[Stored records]
* * * * * * * * *

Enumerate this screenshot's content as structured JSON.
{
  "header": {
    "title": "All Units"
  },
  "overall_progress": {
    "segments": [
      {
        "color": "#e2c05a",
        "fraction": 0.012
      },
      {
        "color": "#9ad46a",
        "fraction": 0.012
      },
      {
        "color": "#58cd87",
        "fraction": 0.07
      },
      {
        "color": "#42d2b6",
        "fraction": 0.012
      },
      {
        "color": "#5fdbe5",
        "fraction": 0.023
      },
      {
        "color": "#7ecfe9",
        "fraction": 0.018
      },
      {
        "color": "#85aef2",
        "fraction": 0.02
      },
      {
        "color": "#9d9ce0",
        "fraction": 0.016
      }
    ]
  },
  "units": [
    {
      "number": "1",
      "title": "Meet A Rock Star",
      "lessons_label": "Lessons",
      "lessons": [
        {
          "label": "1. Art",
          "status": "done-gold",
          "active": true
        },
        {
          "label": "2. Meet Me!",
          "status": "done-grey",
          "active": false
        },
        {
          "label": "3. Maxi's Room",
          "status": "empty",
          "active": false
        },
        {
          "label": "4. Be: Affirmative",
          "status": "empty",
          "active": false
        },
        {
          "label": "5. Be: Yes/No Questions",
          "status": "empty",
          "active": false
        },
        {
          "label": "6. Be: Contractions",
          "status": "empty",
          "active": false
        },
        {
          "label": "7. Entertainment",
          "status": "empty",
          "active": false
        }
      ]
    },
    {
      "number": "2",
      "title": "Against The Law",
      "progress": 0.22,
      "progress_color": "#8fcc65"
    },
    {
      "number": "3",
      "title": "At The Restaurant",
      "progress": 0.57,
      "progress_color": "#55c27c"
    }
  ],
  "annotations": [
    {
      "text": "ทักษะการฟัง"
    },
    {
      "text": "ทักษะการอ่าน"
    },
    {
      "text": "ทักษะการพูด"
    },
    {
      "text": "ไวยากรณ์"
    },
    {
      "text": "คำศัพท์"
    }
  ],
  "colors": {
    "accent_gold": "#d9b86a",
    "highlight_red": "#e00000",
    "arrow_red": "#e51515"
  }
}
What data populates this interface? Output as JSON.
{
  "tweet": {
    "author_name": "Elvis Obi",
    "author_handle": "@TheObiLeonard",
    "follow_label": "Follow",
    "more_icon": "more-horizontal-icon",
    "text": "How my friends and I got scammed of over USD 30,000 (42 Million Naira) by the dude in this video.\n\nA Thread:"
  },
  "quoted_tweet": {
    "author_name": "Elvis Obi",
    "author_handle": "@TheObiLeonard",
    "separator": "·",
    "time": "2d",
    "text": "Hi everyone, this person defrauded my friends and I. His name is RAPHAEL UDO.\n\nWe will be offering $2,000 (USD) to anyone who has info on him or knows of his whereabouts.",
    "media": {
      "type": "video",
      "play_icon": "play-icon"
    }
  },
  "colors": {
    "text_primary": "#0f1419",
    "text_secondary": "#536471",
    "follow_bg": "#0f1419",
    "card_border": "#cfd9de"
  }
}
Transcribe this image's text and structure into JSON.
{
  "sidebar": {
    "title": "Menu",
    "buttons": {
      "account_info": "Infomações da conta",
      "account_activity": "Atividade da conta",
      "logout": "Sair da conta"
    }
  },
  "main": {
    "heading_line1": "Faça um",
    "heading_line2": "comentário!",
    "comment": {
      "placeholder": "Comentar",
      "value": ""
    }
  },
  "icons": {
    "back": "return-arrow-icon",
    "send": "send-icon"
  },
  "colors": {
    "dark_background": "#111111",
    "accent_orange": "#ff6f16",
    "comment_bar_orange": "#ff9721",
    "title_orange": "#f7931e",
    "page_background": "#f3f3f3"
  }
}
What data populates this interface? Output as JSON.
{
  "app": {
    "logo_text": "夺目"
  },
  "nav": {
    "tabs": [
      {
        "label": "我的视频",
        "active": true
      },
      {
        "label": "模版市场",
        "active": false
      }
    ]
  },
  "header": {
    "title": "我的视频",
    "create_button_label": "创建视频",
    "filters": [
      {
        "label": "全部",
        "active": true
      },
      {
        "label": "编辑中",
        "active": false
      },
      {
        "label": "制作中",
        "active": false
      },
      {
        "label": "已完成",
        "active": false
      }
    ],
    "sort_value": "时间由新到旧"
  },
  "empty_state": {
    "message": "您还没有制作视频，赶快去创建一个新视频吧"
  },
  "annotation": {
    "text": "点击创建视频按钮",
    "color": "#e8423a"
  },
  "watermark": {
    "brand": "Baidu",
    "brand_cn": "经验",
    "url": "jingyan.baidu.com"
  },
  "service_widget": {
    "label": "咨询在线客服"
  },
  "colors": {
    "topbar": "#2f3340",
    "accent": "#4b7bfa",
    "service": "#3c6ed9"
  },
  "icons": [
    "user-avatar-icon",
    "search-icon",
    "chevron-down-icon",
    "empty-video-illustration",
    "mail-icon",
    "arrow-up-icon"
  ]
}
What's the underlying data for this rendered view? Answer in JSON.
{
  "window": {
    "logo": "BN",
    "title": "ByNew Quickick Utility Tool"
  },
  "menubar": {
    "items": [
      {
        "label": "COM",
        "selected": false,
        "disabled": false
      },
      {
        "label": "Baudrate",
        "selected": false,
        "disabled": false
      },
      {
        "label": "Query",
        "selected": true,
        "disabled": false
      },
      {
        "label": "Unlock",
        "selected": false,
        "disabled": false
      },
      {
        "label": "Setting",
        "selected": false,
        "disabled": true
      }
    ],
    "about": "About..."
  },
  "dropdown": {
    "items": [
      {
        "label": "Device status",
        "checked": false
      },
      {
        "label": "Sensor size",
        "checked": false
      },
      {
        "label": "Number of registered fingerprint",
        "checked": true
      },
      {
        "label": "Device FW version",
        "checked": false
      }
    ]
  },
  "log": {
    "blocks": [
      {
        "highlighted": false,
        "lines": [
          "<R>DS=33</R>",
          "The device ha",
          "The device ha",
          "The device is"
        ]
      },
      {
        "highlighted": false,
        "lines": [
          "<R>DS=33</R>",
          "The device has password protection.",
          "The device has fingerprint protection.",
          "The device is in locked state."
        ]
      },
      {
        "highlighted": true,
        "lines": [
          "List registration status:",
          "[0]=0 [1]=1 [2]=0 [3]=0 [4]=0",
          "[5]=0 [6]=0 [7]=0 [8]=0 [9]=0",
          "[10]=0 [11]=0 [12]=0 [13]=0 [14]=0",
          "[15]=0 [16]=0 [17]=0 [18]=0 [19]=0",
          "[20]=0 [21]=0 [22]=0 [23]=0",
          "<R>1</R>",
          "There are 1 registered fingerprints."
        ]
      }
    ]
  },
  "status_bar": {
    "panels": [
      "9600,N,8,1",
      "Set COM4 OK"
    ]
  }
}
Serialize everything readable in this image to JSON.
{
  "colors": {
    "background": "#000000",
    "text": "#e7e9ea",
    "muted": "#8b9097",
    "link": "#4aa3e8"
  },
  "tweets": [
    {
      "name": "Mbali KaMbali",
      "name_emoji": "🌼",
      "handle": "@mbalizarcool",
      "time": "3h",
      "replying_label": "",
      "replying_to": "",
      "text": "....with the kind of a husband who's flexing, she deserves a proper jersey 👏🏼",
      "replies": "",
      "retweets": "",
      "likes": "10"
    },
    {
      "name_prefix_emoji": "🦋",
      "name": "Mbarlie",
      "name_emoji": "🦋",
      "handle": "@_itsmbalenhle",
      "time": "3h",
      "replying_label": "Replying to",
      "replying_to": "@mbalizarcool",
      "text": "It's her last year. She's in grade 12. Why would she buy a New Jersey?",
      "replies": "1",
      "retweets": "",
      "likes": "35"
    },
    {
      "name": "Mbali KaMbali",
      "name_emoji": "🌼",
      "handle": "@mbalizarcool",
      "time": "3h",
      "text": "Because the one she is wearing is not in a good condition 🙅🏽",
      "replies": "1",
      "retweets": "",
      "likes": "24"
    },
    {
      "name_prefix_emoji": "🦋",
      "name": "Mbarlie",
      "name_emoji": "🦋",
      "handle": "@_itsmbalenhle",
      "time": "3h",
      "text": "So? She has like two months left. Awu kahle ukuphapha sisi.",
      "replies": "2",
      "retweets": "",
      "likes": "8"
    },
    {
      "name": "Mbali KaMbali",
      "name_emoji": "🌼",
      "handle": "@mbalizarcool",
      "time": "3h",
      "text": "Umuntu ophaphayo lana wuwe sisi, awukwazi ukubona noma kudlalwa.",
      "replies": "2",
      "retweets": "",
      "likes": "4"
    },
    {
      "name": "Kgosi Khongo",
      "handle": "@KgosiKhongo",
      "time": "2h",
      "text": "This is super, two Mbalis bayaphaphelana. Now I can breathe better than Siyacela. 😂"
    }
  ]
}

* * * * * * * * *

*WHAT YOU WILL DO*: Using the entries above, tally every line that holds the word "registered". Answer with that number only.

*RESPONSE TO THIS TASK*: 2